The proposed massive expansion of gambling in Virginia under the guise of historical racing exposes the historic failure of the commonwealth to take any responsibility for social costs of gambling addiction.
A state that legalizes and regulates gambling — especially one that owns and operates a lottery monopoly — has an economic and ethical obligation to prevent and treat gambling problems among its citizens, especially among seniors, veterans, and members of racial and ethnic minority groups .
Their tragic stories are hidden in plain sight. The Virginia Council on Problem Gambling has heard from a Richmond senior who lost her house due to her gambling debts, a veteran in Norfolk who turned to gambling to escape his pain, and thousands of other Virginians whose lives have been devastated by gambling addiction.
Yet the commonwealth does not allocate 1 cent of more than $300 million in annual lottery and racing revenues to help those who become addicted to gambling, or their families. Now, a state with so little care for social costs is rushing to legalize up to 3,000 gaming machines. What makes these machines so lucrative is also what leads to problems for some players who are caught up chasing jackpots and betting repeatedly in a futile attempt just to break even. People with gambling problems account for a disproportionate share of gambling profits.
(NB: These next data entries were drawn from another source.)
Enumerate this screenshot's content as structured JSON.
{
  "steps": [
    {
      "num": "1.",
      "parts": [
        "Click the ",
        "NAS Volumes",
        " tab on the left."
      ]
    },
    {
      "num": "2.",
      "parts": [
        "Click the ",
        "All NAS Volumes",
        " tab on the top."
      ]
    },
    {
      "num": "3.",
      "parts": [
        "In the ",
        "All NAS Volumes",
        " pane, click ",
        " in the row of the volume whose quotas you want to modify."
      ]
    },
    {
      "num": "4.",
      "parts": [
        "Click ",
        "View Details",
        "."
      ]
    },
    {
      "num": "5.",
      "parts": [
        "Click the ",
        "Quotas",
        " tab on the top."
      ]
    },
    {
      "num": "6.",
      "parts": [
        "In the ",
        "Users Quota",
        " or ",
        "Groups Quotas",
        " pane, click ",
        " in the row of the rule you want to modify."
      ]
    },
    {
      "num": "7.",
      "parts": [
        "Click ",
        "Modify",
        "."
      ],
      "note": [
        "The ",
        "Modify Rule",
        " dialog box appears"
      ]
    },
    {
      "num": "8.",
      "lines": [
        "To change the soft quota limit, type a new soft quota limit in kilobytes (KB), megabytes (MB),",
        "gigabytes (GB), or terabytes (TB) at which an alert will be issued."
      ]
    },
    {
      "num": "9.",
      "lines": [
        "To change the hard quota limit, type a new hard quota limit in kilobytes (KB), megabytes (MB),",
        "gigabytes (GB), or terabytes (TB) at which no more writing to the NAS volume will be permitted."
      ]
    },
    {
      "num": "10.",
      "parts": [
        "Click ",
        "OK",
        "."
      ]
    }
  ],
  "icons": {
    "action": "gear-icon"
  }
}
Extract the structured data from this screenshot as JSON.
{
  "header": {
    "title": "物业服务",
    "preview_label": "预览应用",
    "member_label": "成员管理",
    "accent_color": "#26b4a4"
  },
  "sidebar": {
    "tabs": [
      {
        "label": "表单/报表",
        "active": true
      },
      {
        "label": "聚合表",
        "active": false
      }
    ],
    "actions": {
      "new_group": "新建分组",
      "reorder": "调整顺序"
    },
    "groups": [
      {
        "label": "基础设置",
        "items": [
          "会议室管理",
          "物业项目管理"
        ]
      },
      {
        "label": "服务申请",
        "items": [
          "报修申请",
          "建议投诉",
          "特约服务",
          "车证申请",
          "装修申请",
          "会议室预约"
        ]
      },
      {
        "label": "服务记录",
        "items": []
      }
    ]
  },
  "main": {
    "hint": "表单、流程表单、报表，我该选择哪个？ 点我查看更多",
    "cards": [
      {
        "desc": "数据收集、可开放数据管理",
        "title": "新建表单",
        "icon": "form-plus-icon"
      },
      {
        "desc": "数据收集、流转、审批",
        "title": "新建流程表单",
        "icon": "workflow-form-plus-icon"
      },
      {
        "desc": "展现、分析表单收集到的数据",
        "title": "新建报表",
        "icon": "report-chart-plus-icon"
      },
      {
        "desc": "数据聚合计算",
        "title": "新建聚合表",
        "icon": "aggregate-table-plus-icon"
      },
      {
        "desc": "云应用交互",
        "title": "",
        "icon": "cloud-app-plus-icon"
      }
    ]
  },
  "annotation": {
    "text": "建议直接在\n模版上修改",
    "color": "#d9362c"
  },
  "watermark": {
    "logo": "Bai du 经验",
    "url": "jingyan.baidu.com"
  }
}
Forty other states contribute a portion of their revenues to help prevent and treat problem gambling.